Taking the records line by line, how many lines contain the word "title"? Answer with the number only.
(THE RECORDS Opens)
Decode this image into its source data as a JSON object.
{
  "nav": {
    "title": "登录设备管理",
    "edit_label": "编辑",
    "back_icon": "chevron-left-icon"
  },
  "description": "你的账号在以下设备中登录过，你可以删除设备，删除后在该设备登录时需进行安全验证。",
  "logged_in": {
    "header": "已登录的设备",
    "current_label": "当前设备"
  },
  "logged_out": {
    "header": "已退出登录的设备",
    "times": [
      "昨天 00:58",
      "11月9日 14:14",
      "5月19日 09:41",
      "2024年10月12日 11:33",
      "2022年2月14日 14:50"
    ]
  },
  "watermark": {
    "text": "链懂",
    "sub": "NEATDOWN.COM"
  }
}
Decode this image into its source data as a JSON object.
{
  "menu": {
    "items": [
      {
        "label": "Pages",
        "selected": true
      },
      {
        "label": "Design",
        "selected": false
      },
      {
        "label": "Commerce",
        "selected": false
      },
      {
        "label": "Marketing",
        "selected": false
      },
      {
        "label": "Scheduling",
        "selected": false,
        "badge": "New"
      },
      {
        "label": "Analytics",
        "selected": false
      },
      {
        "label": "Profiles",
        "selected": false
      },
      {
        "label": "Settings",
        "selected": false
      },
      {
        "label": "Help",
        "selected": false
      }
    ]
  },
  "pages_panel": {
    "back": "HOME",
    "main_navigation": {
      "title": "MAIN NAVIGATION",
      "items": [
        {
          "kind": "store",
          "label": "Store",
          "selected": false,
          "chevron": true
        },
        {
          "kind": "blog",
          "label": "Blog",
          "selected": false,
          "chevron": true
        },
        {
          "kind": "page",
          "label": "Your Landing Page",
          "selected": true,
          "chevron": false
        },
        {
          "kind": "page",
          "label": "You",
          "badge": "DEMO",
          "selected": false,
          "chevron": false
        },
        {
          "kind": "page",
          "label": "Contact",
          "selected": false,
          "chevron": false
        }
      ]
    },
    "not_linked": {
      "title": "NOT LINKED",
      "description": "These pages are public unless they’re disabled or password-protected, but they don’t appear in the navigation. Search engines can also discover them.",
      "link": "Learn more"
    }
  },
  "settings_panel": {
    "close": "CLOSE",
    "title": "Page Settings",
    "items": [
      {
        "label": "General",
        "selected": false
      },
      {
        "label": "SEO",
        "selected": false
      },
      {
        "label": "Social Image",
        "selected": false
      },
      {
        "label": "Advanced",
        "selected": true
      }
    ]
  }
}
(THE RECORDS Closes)
> **RESPONSE TO THE EXERCISE**
4